The Arab League also warned on Sunday of "hazardous consequences" if the US recognizes Jerusalem as the capital of Israel. "If implemented, it would mark a change in Washington's historical stance that sees the holy city as an occupied Palestinian city and an integral part of the occupied Palestinian lands," Saeed Abu-Ali, assistant secretary general for the occupied Palestinian and Arab lands, said in an Arab League statement, as quoted by Xinhua.
Also on Sunday, Palestinian Authority Foreign Minister Riyad al-Maliki asked the heads of the Arab League and OIC to host emergency meetings over the expected move by Trump. “Maliki called for holding meetings of the Arab League and the Organization of Islamic Cooperation on the level of permanent representatives to discuss the imminent dangers facing Jerusalem and the holy sites,” Wafa reported. Maliki reportedly urged the meetings during calls with Arab League Secretary-General Ahmad Aboul Gheit and OIC Secretary-General Yousef al-Othaimeen.

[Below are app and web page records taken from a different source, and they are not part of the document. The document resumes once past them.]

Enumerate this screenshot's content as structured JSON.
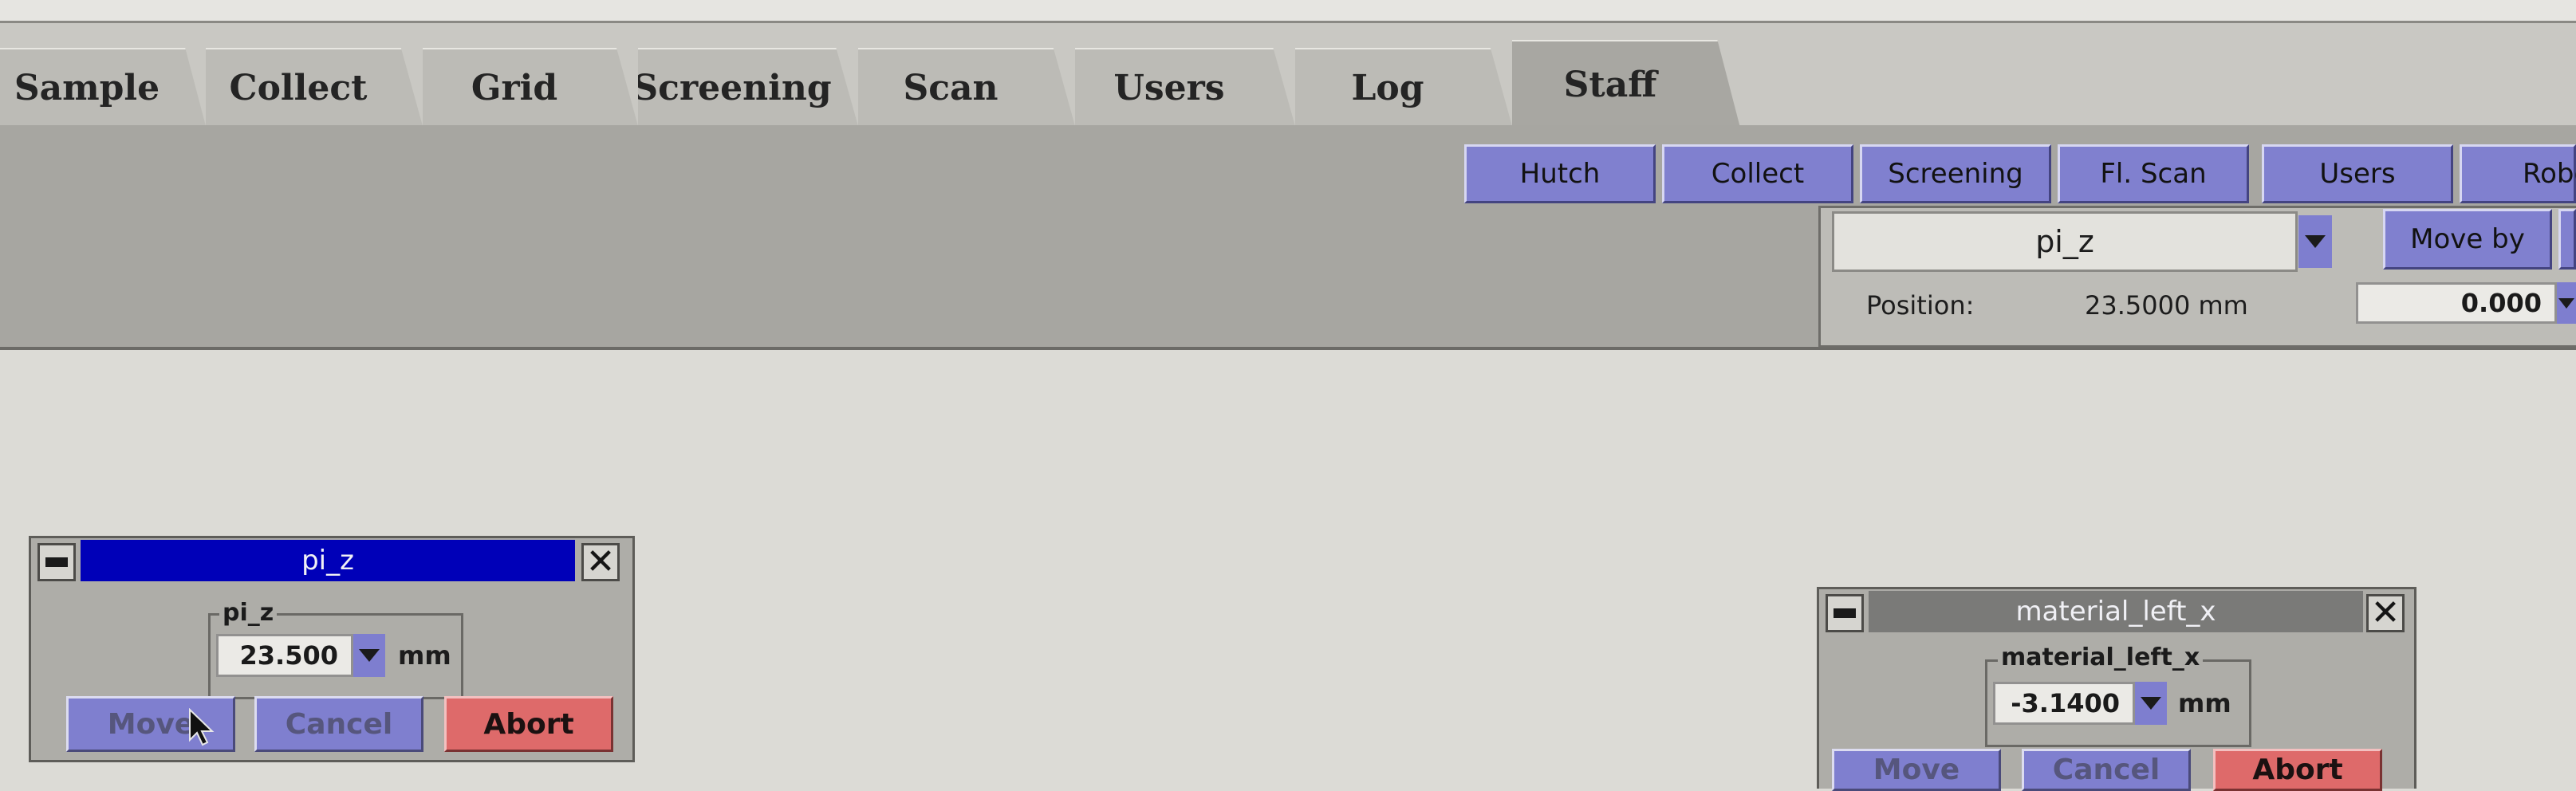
{
  "tabs": [
    {
      "label": "Sample",
      "active": false
    },
    {
      "label": "Collect",
      "active": false
    },
    {
      "label": "Grid",
      "active": false
    },
    {
      "label": "Screening",
      "active": false
    },
    {
      "label": "Scan",
      "active": false
    },
    {
      "label": "Users",
      "active": false
    },
    {
      "label": "Log",
      "active": false
    },
    {
      "label": "Staff",
      "active": true
    }
  ],
  "toolbar": {
    "buttons": [
      "Hutch",
      "Collect",
      "Screening",
      "Fl. Scan",
      "Users",
      "Robo"
    ]
  },
  "motor_panel": {
    "selected_motor": "pi_z",
    "move_by_label": "Move by",
    "position_label": "Position:",
    "position_value": "23.5000 mm",
    "increment_value": "0.000"
  },
  "windows": {
    "pi_z": {
      "title": "pi_z",
      "group_label": "pi_z",
      "value": "23.500",
      "unit": "mm",
      "move_label": "Move",
      "cancel_label": "Cancel",
      "abort_label": "Abort"
    },
    "material_left_x": {
      "title": "material_left_x",
      "group_label": "material_left_x",
      "value": "-3.1400",
      "unit": "mm",
      "move_label": "Move",
      "cancel_label": "Cancel",
      "abort_label": "Abort"
    }
  },
  "colors": {
    "active_title": "#0000b8",
    "inactive_title": "#7a7a78",
    "button_blue": "#7f7fcf",
    "button_red": "#de6a6a"
  }
}
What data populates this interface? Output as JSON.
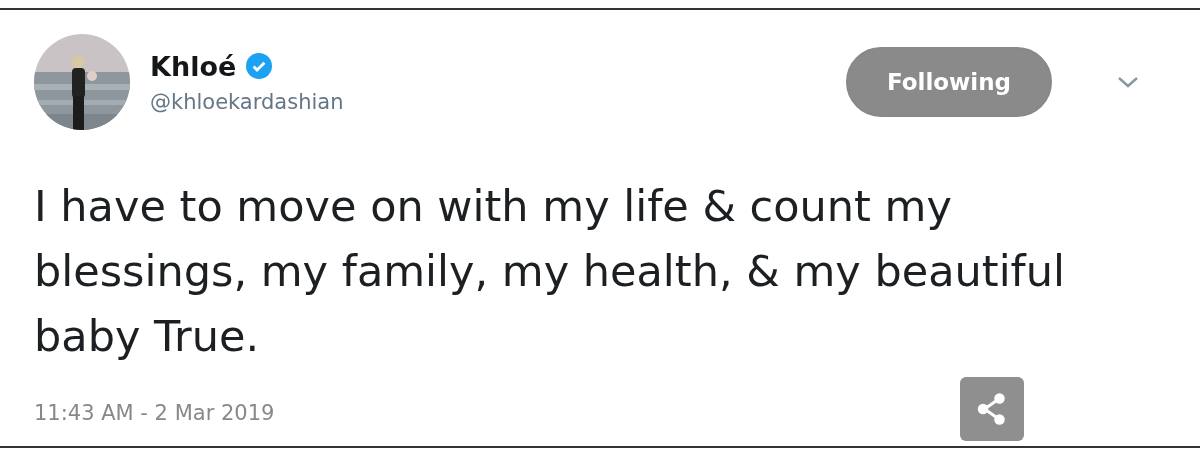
{
  "author": {
    "name": "Khloé",
    "verified": true,
    "handle": "@khloekardashian"
  },
  "follow_button": {
    "label": "Following",
    "selected": true
  },
  "tweet": {
    "text": "I have to move on with my life & count my blessings, my family, my health, & my beautiful baby True.",
    "timestamp": "11:43 AM - 2 Mar 2019"
  }
}
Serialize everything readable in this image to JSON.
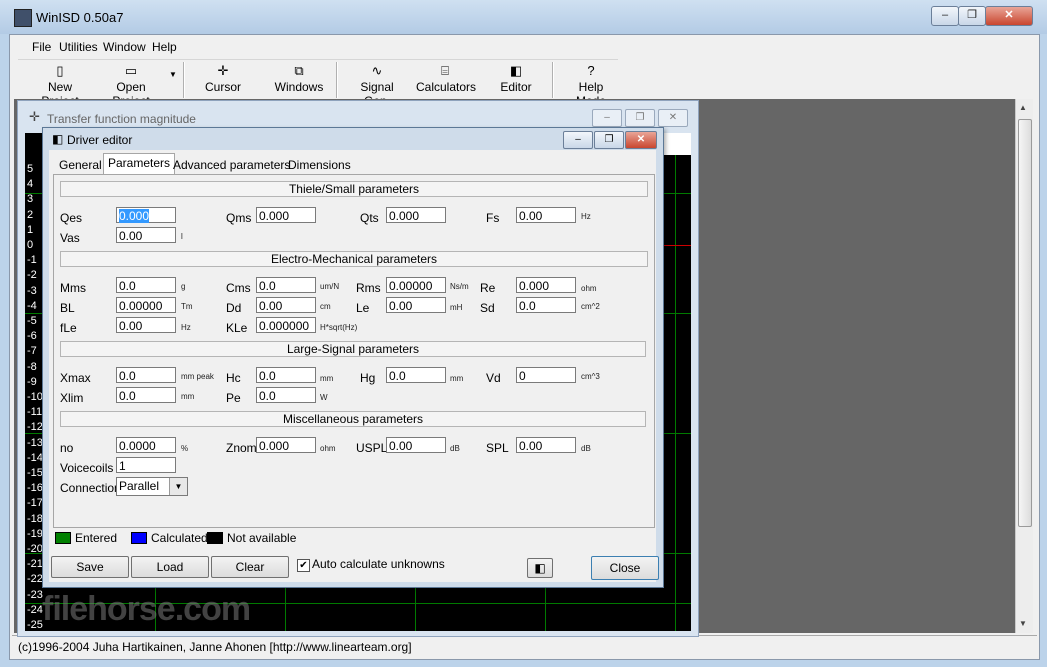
{
  "app": {
    "title": "WinISD 0.50a7",
    "min_glyph": "‒",
    "max_glyph": "❐",
    "close_glyph": "✕"
  },
  "menu": [
    "File",
    "Utilities",
    "Window",
    "Help"
  ],
  "toolbar": {
    "new_project": "New Project",
    "open_project": "Open Project",
    "cursor": "Cursor",
    "windows": "Windows",
    "signal_gen": "Signal Gen.",
    "calculators": "Calculators",
    "editor": "Editor",
    "help_mode": "Help Mode",
    "help_glyph": "?"
  },
  "tf_window": {
    "title": "Transfer function magnitude",
    "y_ticks": [
      "5",
      "4",
      "3",
      "2",
      "1",
      "0",
      "-1",
      "-2",
      "-3",
      "-4",
      "-5",
      "-6",
      "-7",
      "-8",
      "-9",
      "-10",
      "-11",
      "-12",
      "-13",
      "-14",
      "-15",
      "-16",
      "-17",
      "-18",
      "-19",
      "-20",
      "-21",
      "-22",
      "-23",
      "-24",
      "-25"
    ]
  },
  "driver_editor": {
    "title": "Driver editor",
    "tabs": [
      "General",
      "Parameters",
      "Advanced parameters",
      "Dimensions"
    ],
    "sections": {
      "ts": "Thiele/Small parameters",
      "em": "Electro-Mechanical parameters",
      "ls": "Large-Signal parameters",
      "misc": "Miscellaneous parameters"
    },
    "fields": {
      "qes": {
        "label": "Qes",
        "value": "0.000"
      },
      "qms": {
        "label": "Qms",
        "value": "0.000"
      },
      "qts": {
        "label": "Qts",
        "value": "0.000"
      },
      "fs": {
        "label": "Fs",
        "value": "0.00",
        "unit": "Hz"
      },
      "vas": {
        "label": "Vas",
        "value": "0.00",
        "unit": "l"
      },
      "mms": {
        "label": "Mms",
        "value": "0.0",
        "unit": "g"
      },
      "cms": {
        "label": "Cms",
        "value": "0.0",
        "unit": "um/N"
      },
      "rms": {
        "label": "Rms",
        "value": "0.00000",
        "unit": "Ns/m"
      },
      "re": {
        "label": "Re",
        "value": "0.000",
        "unit": "ohm"
      },
      "bl": {
        "label": "BL",
        "value": "0.00000",
        "unit": "Tm"
      },
      "dd": {
        "label": "Dd",
        "value": "0.00",
        "unit": "cm"
      },
      "le": {
        "label": "Le",
        "value": "0.00",
        "unit": "mH"
      },
      "sd": {
        "label": "Sd",
        "value": "0.0",
        "unit": "cm^2"
      },
      "fle": {
        "label": "fLe",
        "value": "0.00",
        "unit": "Hz"
      },
      "kle": {
        "label": "KLe",
        "value": "0.000000",
        "unit": "H*sqrt(Hz)"
      },
      "xmax": {
        "label": "Xmax",
        "value": "0.0",
        "unit": "mm  peak"
      },
      "hc": {
        "label": "Hc",
        "value": "0.0",
        "unit": "mm"
      },
      "hg": {
        "label": "Hg",
        "value": "0.0",
        "unit": "mm"
      },
      "vd": {
        "label": "Vd",
        "value": "0",
        "unit": "cm^3"
      },
      "xlim": {
        "label": "Xlim",
        "value": "0.0",
        "unit": "mm"
      },
      "pe": {
        "label": "Pe",
        "value": "0.0",
        "unit": "W"
      },
      "no": {
        "label": "no",
        "value": "0.0000",
        "unit": "%"
      },
      "znom": {
        "label": "Znom",
        "value": "0.000",
        "unit": "ohm"
      },
      "uspl": {
        "label": "USPL",
        "value": "0.00",
        "unit": "dB"
      },
      "spl": {
        "label": "SPL",
        "value": "0.00",
        "unit": "dB"
      },
      "voicecoils": {
        "label": "Voicecoils",
        "value": "1"
      },
      "connection": {
        "label": "Connection",
        "value": "Parallel"
      }
    },
    "legend": {
      "entered": "Entered",
      "calculated": "Calculated",
      "not_available": "Not available",
      "colors": {
        "entered": "#008000",
        "calculated": "#0000ff",
        "not_available": "#000000"
      }
    },
    "buttons": {
      "save": "Save",
      "load": "Load",
      "clear": "Clear",
      "close": "Close"
    },
    "auto_calc": {
      "label": "Auto calculate unknowns",
      "checked": true,
      "mark": "✔"
    }
  },
  "status": "(c)1996-2004 Juha Hartikainen, Janne Ahonen [http://www.linearteam.org]",
  "watermark": "filehorse.com"
}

Abbas's spokesman, Nabil Abu Rdeneh, said on Saturday that the Palestinian president has been in contact with Arab and world leaders to rally opposition against Trump's expected decision, noting that he had been in touch with Egypt, Jordan, Saudi Arabia, Qatar, Kuwait, and France. “We believe that such an American step, if it takes place, will enter the region in a new course, and a dangerous phase whose results cannot be controlled,” he said.
'Trump hasn’t decided on the move yet' – Kushner
Meanwhile, Trump's senior adviser and son-in-law Jared Kushner said on Sunday that the president has not yet made his decision on whether to formally recognize Jerusalem as Israel's capital. "He's still looking at a lot of different facts, and then when he makes his decision, he'll be the one to want to tell you, not me," he said at an annual conference on US policy in the Middle East in Washington, which is organized by the Brookings Institution think-tank.
Kushner has been holding meetings with regional leaders for months, ahead of an expected peace initiative. Details of that initiative are unknown, including whether Trump would follow in the footsteps of his predecessors when it comes to supporting the idea of an independent Palestinian state.
Chief Palestinian negotiator Saeb Erekat urged the US on Sunday not to change Jerusalem's status. Doing so "is not only going to promote international anarchy and disrespect for global institutions and law, but it will also be disqualifying itself to play any role in any initiative toward achieving a just and lasting peace," he said.
Reports that Trump was ready to recognize Jerusalem as Israel's capital first emerged on Friday, with AP and Reuters citing unnamed sources familiar with the issue. However, Trump is also expected to once again delay his campaign promise to move the US embassy to Jerusalem from Tel Aviv, where all foreign embassies are currently located.
Israel has been actively urging Washington to relocate its embassy. In May, Prime Minister Benjamin Netanyahu said the move would contribute to the Israeli-Palestinian peace process by "shattering the Palestinian fantasy that Jerusalem is not the capital of Israel." The Palestinians have been adamantly opposed to that notion from the beginning, with Palestine's UN envoy stating in November 2016 that Palestinians would make life "miserable" for the US if it transferred its embassy to Jerusalem.